Title: Re: China, Yung-lo (1403-1424). Remmelts 168
Post by: Figleaf on September 23, 2014, 03:04:41 PM
I highly appreciate your effort, bgriff. Thanks a lot, also in the name of the many anonymous passers-by.

Peter
Title: Re: China, Yung-lo (1403-1424).
Post by: bgriff99 on September 24, 2014, 05:35:58 AM
These are three examples of a different type of Vietnamese copy, intended to pass as genuine.    They are 23mm, one millimeter under normal.   The writing is "soft" not "crisp", and generally lacks the brushstroke quality of the originals.

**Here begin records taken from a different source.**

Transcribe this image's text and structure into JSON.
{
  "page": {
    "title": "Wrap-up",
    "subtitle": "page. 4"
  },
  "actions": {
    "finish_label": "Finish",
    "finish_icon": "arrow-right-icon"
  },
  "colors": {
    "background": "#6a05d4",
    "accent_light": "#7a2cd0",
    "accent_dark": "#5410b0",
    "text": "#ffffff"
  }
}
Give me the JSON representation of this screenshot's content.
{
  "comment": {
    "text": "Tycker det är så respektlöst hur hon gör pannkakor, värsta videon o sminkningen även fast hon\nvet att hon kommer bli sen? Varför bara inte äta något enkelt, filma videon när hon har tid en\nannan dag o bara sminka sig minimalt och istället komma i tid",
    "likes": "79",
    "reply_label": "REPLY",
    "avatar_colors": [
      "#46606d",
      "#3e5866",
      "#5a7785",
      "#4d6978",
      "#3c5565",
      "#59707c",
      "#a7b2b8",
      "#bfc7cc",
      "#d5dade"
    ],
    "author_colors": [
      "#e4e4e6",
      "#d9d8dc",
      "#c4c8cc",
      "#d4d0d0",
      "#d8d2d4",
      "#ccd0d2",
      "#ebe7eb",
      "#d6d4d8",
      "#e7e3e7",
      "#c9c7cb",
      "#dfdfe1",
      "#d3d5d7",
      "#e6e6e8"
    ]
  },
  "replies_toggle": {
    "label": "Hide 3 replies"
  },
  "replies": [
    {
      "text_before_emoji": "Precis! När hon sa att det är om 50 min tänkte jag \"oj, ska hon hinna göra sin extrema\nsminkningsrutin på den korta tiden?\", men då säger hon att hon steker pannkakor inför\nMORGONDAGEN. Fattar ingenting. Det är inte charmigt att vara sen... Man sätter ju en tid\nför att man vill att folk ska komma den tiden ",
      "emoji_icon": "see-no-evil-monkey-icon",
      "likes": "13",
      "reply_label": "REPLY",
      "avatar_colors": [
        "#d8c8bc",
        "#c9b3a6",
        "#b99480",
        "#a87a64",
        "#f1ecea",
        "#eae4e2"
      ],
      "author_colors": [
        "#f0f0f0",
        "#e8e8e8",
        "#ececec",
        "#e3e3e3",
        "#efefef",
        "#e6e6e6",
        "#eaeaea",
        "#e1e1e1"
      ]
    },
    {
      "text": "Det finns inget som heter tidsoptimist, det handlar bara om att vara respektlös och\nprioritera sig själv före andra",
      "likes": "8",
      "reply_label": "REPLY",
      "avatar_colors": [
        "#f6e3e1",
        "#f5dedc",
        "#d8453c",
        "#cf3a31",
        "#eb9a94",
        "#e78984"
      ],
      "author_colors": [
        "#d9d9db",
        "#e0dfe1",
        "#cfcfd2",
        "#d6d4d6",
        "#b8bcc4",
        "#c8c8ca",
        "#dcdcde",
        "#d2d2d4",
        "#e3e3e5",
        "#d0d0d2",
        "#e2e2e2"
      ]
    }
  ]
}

Copy 1 is full of flaws, with fuzzy strokes.   The second is better.   The third is excellent with flourishes in the top stroke the originals do not have.   I have 8 of them total, all from the same lot, and look like all the same private mint's work.   It was Japanese numismatists who decided this issue is Vietnamese.   
Title: Re: China, Yung-lo (1403-1424)
Post by: bgriff99 on September 24, 2014, 07:47:53 AM
Now for Japan.   This would be called "Katou Eiraku", meaning a copy from a Yung-lo retooled for use as a mother cash.   The coin is non-magnetic, 24.2mm.
The retooling is to deepen and sharpen edges so the newly cast coin doesn't lose sharpness.   Yung-lo have shallow relief to begin with.   

Here the cutting accidentally went into both the rim and the centerframe.   No regular issue of Yung-lo will have that.   Then there are a few other very minute evidences of tooling.   These coins (assuming this is Japanese) were made as an outlet for copper production.   That is, to sell copper, not to counterfeit underweight coins or adulterate alloy.   In Japan there were used some wholly new-carved mother cash for Yung-lo, which are scarce to rare, and I don't have any.

Katou-sen overall are any of the many recut copies of all kinds, but most often Sung, made in Japan after copper was discovered and being smelted but before there was a national coinage.   Unlike the Yung-lo copies, they got really creative with changing the Sung cash.

This piece being non-magnetic makes it kind of an orphan, which came in a lot of 12 which could not be sold as genuine Yung-lo nor the somewhat valuable definitely Japanese pieces.   So for $10 came the 8 previously discussed Vietnamese copies, 2 katou-eiraku, one shima-sen, and one worn original.